Work request.
The lines to copy are those in the listing below that contain the word "Francisco".

Supplied data.
==========

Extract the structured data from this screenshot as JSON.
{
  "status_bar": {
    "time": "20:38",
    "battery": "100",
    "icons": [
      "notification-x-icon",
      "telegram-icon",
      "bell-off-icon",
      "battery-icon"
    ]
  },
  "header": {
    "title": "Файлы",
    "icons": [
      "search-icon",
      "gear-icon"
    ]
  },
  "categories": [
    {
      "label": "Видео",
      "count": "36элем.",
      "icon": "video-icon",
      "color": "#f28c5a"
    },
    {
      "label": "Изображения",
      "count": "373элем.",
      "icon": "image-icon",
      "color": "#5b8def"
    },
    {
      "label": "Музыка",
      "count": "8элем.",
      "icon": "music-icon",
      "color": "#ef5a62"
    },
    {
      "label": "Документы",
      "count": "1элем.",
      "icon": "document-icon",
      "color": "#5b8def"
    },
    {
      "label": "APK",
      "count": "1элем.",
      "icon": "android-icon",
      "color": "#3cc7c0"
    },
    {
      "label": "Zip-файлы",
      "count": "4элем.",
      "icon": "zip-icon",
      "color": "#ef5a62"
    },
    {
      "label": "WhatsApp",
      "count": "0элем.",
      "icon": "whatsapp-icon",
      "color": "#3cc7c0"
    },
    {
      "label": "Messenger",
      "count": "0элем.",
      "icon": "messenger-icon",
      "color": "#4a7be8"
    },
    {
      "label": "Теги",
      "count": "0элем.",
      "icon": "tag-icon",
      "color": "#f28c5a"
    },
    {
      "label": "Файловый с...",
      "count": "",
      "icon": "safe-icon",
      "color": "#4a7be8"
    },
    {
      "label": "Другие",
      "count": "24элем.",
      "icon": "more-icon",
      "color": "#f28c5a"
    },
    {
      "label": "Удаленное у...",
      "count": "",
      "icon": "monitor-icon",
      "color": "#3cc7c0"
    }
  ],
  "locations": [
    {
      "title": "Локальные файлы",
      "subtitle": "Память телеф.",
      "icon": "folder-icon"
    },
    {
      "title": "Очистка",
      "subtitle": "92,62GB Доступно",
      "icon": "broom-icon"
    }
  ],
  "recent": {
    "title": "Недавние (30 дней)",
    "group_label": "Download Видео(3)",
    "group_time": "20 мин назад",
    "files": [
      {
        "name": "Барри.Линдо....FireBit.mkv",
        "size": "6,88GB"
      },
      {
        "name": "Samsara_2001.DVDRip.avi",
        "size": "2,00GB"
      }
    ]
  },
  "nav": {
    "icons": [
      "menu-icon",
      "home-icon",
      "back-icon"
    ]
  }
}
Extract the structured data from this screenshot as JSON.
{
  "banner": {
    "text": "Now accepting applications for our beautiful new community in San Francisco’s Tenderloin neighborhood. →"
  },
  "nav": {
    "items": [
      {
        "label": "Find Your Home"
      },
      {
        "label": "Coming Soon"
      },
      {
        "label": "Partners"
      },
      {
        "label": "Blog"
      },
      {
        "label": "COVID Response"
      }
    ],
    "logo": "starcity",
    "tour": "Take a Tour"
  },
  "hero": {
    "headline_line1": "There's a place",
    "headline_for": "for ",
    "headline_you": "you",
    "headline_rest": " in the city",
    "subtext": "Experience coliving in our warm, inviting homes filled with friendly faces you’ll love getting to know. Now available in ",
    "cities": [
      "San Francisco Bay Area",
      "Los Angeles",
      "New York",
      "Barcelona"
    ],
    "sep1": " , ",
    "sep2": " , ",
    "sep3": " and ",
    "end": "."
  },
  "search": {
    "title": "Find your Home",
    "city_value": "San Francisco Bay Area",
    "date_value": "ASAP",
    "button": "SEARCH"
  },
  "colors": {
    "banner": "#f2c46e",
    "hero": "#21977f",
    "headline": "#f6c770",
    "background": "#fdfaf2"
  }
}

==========

Expected answer.
    "text": "Now accepting applications for our beautiful new community in San Francisco’s Tenderloin neighborhood. →"
      "San Francisco Bay Area",
    "city_value": "San Francisco Bay Area",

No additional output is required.